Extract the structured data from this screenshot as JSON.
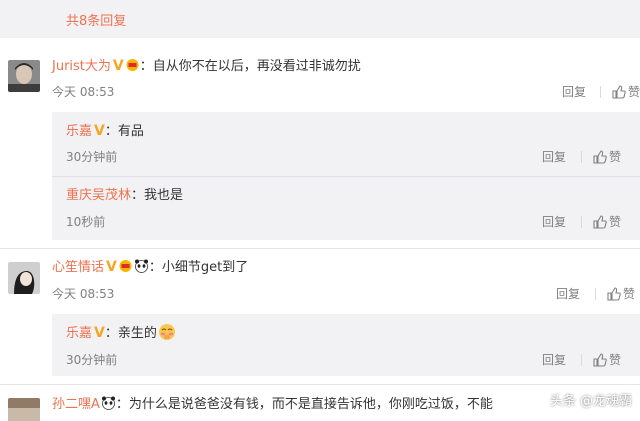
{
  "header": {
    "count_text": "共8条回复"
  },
  "comments": [
    {
      "username": "Jurist大为",
      "badge": "V",
      "text": "自从你不在以后，再没看过非诚勿扰",
      "time": "今天 08:53",
      "reply_label": "回复",
      "like_label": "赞",
      "replies": [
        {
          "username": "乐嘉",
          "badge": "V",
          "text": "有品",
          "time": "30分钟前",
          "reply_label": "回复",
          "like_label": "赞"
        },
        {
          "username": "重庆吴茂林",
          "text": "我也是",
          "time": "10秒前",
          "reply_label": "回复",
          "like_label": "赞"
        }
      ]
    },
    {
      "username": "心笙情话",
      "badge": "V",
      "text": "小细节get到了",
      "time": "今天 08:53",
      "reply_label": "回复",
      "like_label": "赞",
      "replies": [
        {
          "username": "乐嘉",
          "badge": "V",
          "text": "亲生的",
          "time": "30分钟前",
          "reply_label": "回复",
          "like_label": "赞"
        }
      ]
    },
    {
      "username": "孙二嘿A",
      "text": "为什么是说爸爸没有钱，而不是直接告诉他，你刚吃过饭，不能"
    }
  ],
  "watermark": "头条 @龙魂霸",
  "colors": {
    "username": "#eb7350",
    "badge": "#f6a623",
    "meta": "#808080",
    "reply_bg": "#f2f2f5",
    "header_bg": "#f2f2f5"
  }
}
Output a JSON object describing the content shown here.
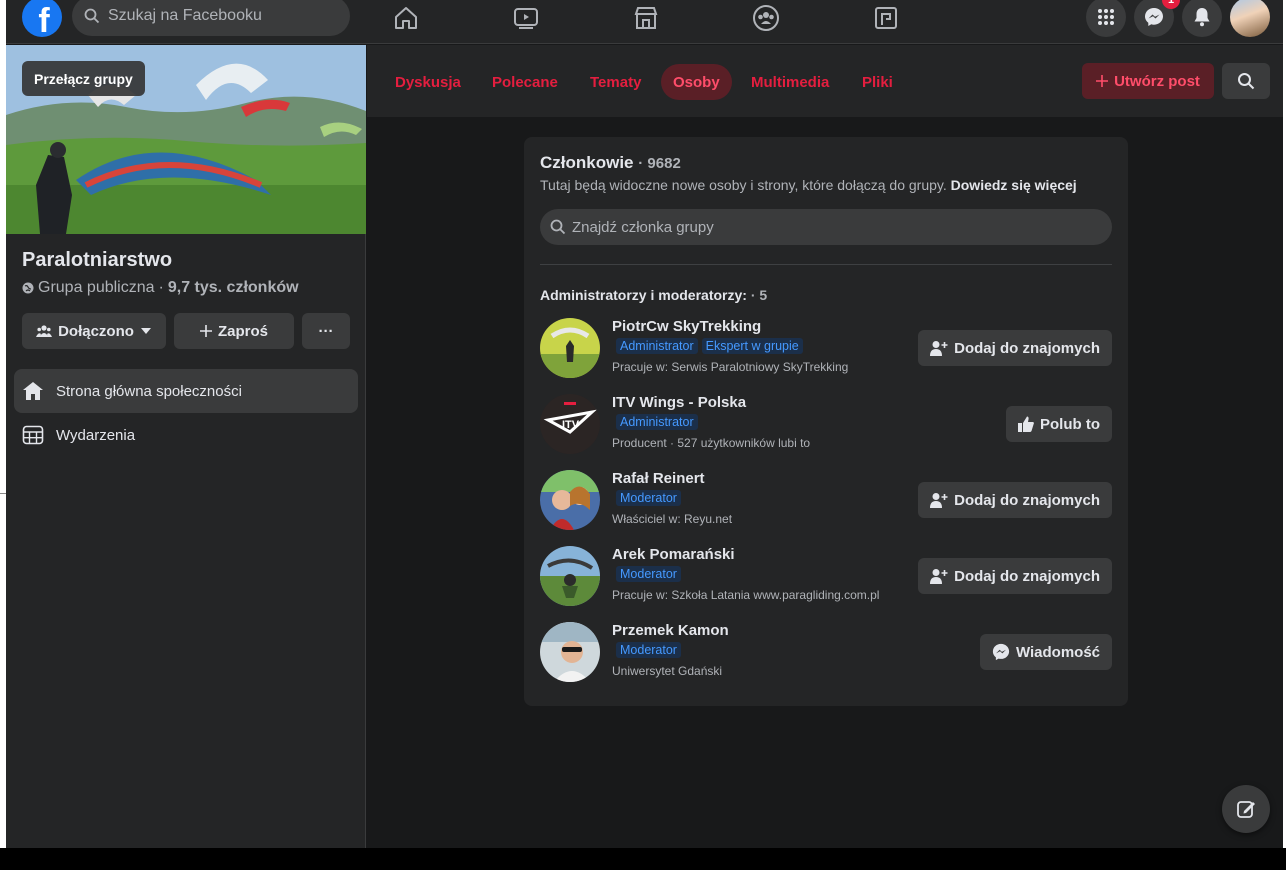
{
  "topbar": {
    "search_placeholder": "Szukaj na Facebooku",
    "messenger_badge": "1",
    "icons": [
      "home-icon",
      "watch-icon",
      "marketplace-icon",
      "groups-icon",
      "gaming-icon",
      "menu-grid-icon",
      "messenger-icon",
      "notifications-icon"
    ]
  },
  "sidebar": {
    "switch_label": "Przełącz grupy",
    "group_name": "Paralotniarstwo",
    "privacy": "Grupa publiczna",
    "members_summary": "9,7 tys. członków",
    "joined_label": "Dołączono",
    "invite_label": "Zaproś",
    "more_label": "···",
    "nav": [
      {
        "label": "Strona główna społeczności",
        "icon": "home-icon",
        "active": true
      },
      {
        "label": "Wydarzenia",
        "icon": "calendar-icon",
        "active": false
      }
    ]
  },
  "tabs": [
    {
      "label": "Dyskusja"
    },
    {
      "label": "Polecane"
    },
    {
      "label": "Tematy"
    },
    {
      "label": "Osoby",
      "active": true
    },
    {
      "label": "Multimedia"
    },
    {
      "label": "Pliki"
    }
  ],
  "create_post_label": "Utwórz post",
  "members": {
    "title": "Członkowie",
    "count": "· 9682",
    "subtitle": "Tutaj będą widoczne nowe osoby i strony, które dołączą do grupy.",
    "learn_more": "Dowiedz się więcej",
    "search_placeholder": "Znajdź członka grupy",
    "section_title": "Administratorzy i moderatorzy:",
    "section_count": "· 5",
    "list": [
      {
        "name": "PiotrCw SkyTrekking",
        "tags": [
          "Administrator",
          "Ekspert w grupie"
        ],
        "info": "Pracuje w: Serwis Paralotniowy SkyTrekking",
        "button": "Dodaj do znajomych",
        "button_icon": "add-friend-icon"
      },
      {
        "name": "ITV Wings - Polska",
        "tags": [
          "Administrator"
        ],
        "info": "Producent · 527 użytkowników lubi to",
        "button": "Polub to",
        "button_icon": "like-icon"
      },
      {
        "name": "Rafał Reinert",
        "tags": [
          "Moderator"
        ],
        "info": "Właściciel w: Reyu.net",
        "button": "Dodaj do znajomych",
        "button_icon": "add-friend-icon"
      },
      {
        "name": "Arek Pomarański",
        "tags": [
          "Moderator"
        ],
        "info": "Pracuje w: Szkoła Latania www.paragliding.com.pl",
        "button": "Dodaj do znajomych",
        "button_icon": "add-friend-icon"
      },
      {
        "name": "Przemek Kamon",
        "tags": [
          "Moderator"
        ],
        "info": "Uniwersytet Gdański",
        "button": "Wiadomość",
        "button_icon": "messenger-icon"
      }
    ]
  },
  "colors": {
    "accent": "#e41e3f",
    "tag_blue": "#4599ff",
    "facebook_blue": "#1877f2",
    "surface": "#242526",
    "background": "#18191a"
  }
}
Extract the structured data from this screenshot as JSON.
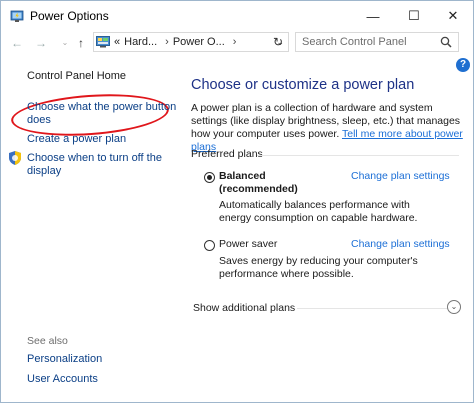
{
  "window": {
    "title": "Power Options"
  },
  "titlebar": {
    "minimize": "—",
    "maximize": "☐",
    "close": "✕"
  },
  "nav": {
    "back": "←",
    "forward": "→",
    "up": "↑",
    "breadcrumb_prefix": "«",
    "crumbs": [
      "Hard...",
      "Power O..."
    ],
    "crumb_sep": "›",
    "dropdown": "⌄",
    "refresh": "↻",
    "search_placeholder": "Search Control Panel"
  },
  "help": {
    "label": "?"
  },
  "sidebar": {
    "home": "Control Panel Home",
    "power_button_line1": "Choose what the power button",
    "power_button_line2": "does",
    "create_plan": "Create a power plan",
    "turn_off_line1": "Choose when to turn off the",
    "turn_off_line2": "display",
    "see_also": "See also",
    "personalization": "Personalization",
    "user_accounts": "User Accounts"
  },
  "main": {
    "heading": "Choose or customize a power plan",
    "intro_text": "A power plan is a collection of hardware and system settings (like display brightness, sleep, etc.) that manages how your computer uses power.",
    "intro_link": "Tell me more about power plans",
    "preferred_plans": "Preferred plans",
    "plans": [
      {
        "name": "Balanced",
        "note": "(recommended)",
        "selected": true,
        "change_label": "Change plan settings",
        "description": "Automatically balances performance with energy consumption on capable hardware."
      },
      {
        "name": "Power saver",
        "selected": false,
        "change_label": "Change plan settings",
        "description": "Saves energy by reducing your computer's performance where possible."
      }
    ],
    "show_additional": "Show additional plans",
    "expand_icon": "⌄"
  },
  "colors": {
    "heading": "#1e3287",
    "link": "#1c6fd6",
    "nav_link": "#0b3f86",
    "annotation": "#e0161b",
    "help": "#1f6fd0"
  },
  "icons": [
    "power-options-icon",
    "control-panel-icon",
    "search-icon",
    "shield-icon"
  ]
}
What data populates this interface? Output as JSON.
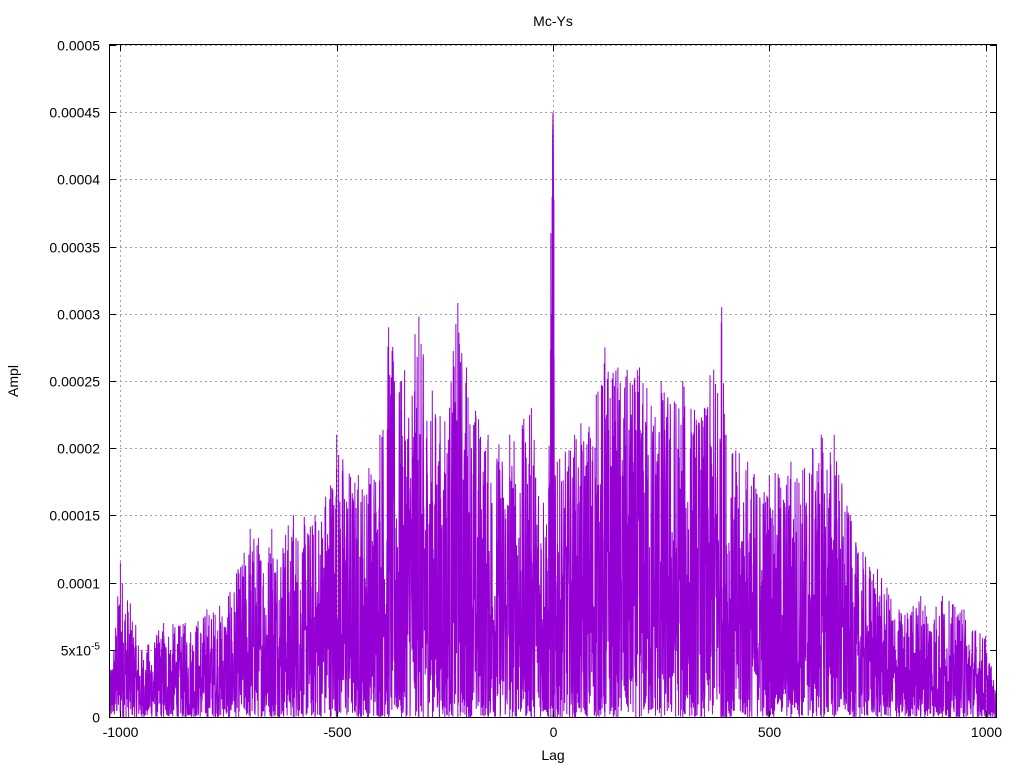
{
  "chart_data": {
    "type": "line",
    "title": "Mc-Ys",
    "xlabel": "Lag",
    "ylabel": "Ampl",
    "xlim": [
      -1024,
      1024
    ],
    "ylim": [
      0,
      0.0005
    ],
    "x_ticks": [
      {
        "value": -1000,
        "label": "-1000"
      },
      {
        "value": -500,
        "label": "-500"
      },
      {
        "value": 0,
        "label": "0"
      },
      {
        "value": 500,
        "label": "500"
      },
      {
        "value": 1000,
        "label": "1000"
      }
    ],
    "y_ticks": [
      {
        "value": 0,
        "label": "0"
      },
      {
        "value": 5e-05,
        "label": "5x10",
        "sup": "-5"
      },
      {
        "value": 0.0001,
        "label": "0.0001"
      },
      {
        "value": 0.00015,
        "label": "0.00015"
      },
      {
        "value": 0.0002,
        "label": "0.0002"
      },
      {
        "value": 0.00025,
        "label": "0.00025"
      },
      {
        "value": 0.0003,
        "label": "0.0003"
      },
      {
        "value": 0.00035,
        "label": "0.00035"
      },
      {
        "value": 0.0004,
        "label": "0.0004"
      },
      {
        "value": 0.00045,
        "label": "0.00045"
      },
      {
        "value": 0.0005,
        "label": "0.0005"
      }
    ],
    "grid": true,
    "legend": "none",
    "series": [
      {
        "color": "#9400d3",
        "x": [
          -1024,
          -1000,
          -950,
          -900,
          -850,
          -800,
          -750,
          -700,
          -650,
          -600,
          -550,
          -500,
          -450,
          -400,
          -380,
          -350,
          -310,
          -300,
          -250,
          -220,
          -200,
          -150,
          -100,
          -50,
          -10,
          -5,
          0,
          2,
          5,
          10,
          50,
          100,
          120,
          150,
          200,
          250,
          300,
          350,
          390,
          400,
          450,
          500,
          550,
          600,
          620,
          650,
          700,
          750,
          800,
          850,
          900,
          950,
          1000,
          1024
        ],
        "y": [
          3e-05,
          0.000115,
          5e-05,
          7e-05,
          7e-05,
          8e-05,
          9e-05,
          0.00014,
          0.00014,
          0.00015,
          0.00015,
          0.00021,
          0.00018,
          0.00021,
          0.00029,
          0.00025,
          0.000298,
          0.00027,
          0.00022,
          0.000308,
          0.00026,
          0.00021,
          0.00021,
          0.00023,
          0.00017,
          0.00036,
          0.00045,
          0.000385,
          0.00018,
          0.00019,
          0.00021,
          0.00024,
          0.000275,
          0.00026,
          0.00026,
          0.00025,
          0.00025,
          0.00023,
          0.000305,
          0.00021,
          0.00019,
          0.00018,
          0.00019,
          0.0002,
          0.00021,
          0.00021,
          0.00013,
          0.00011,
          8e-05,
          9e-05,
          9e-05,
          8e-05,
          6e-05,
          2e-05
        ]
      }
    ]
  }
}
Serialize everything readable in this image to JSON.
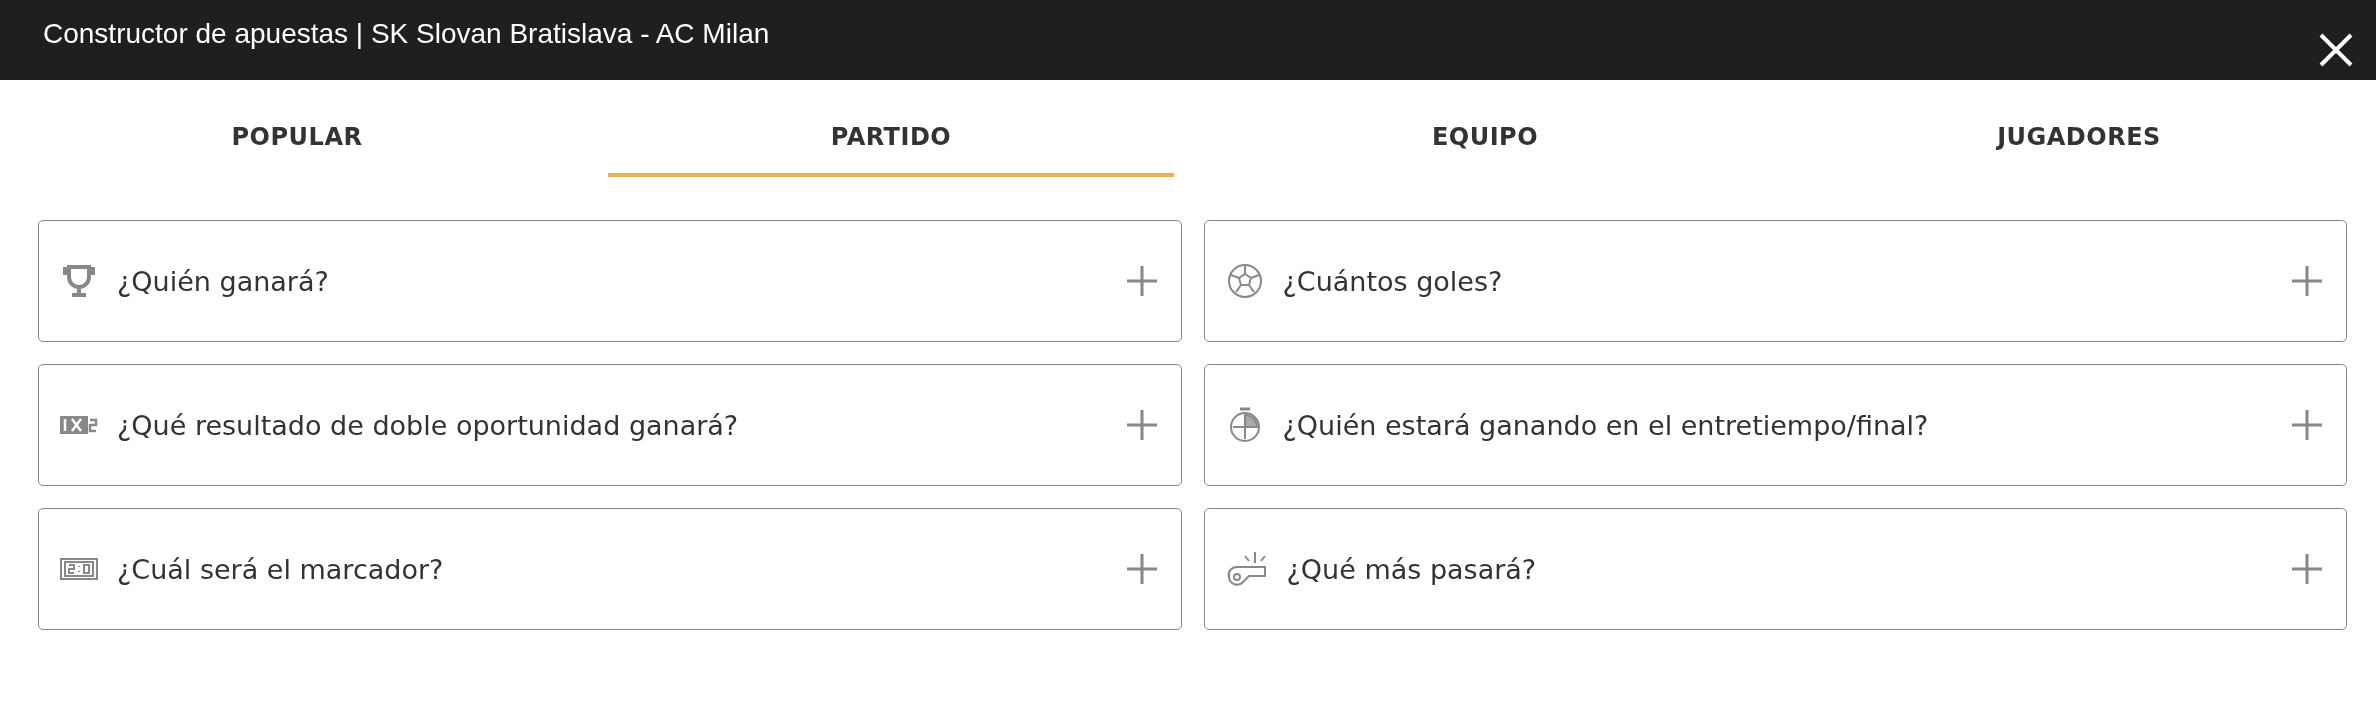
{
  "window": {
    "title": "Constructor de apuestas | SK Slovan Bratislava - AC Milan"
  },
  "tabs": [
    {
      "label": "POPULAR",
      "selected": false
    },
    {
      "label": "PARTIDO",
      "selected": true
    },
    {
      "label": "EQUIPO",
      "selected": false
    },
    {
      "label": "JUGADORES",
      "selected": false
    }
  ],
  "markets": [
    {
      "kind": "trophy",
      "label": "¿Quién ganará?"
    },
    {
      "kind": "ball",
      "label": "¿Cuántos goles?"
    },
    {
      "kind": "double",
      "label": "¿Qué resultado de doble oportunidad ganará?"
    },
    {
      "kind": "stopwatch",
      "label": "¿Quién estará ganando en el entretiempo/final?"
    },
    {
      "kind": "scoreboard",
      "label": "¿Cuál será el marcador?"
    },
    {
      "kind": "whistle",
      "label": "¿Qué más pasará?"
    }
  ]
}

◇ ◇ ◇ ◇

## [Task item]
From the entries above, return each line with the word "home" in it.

## [Your response]
      "home-icon",
        "icon": "home-icon",
    "home": "Control Panel Home",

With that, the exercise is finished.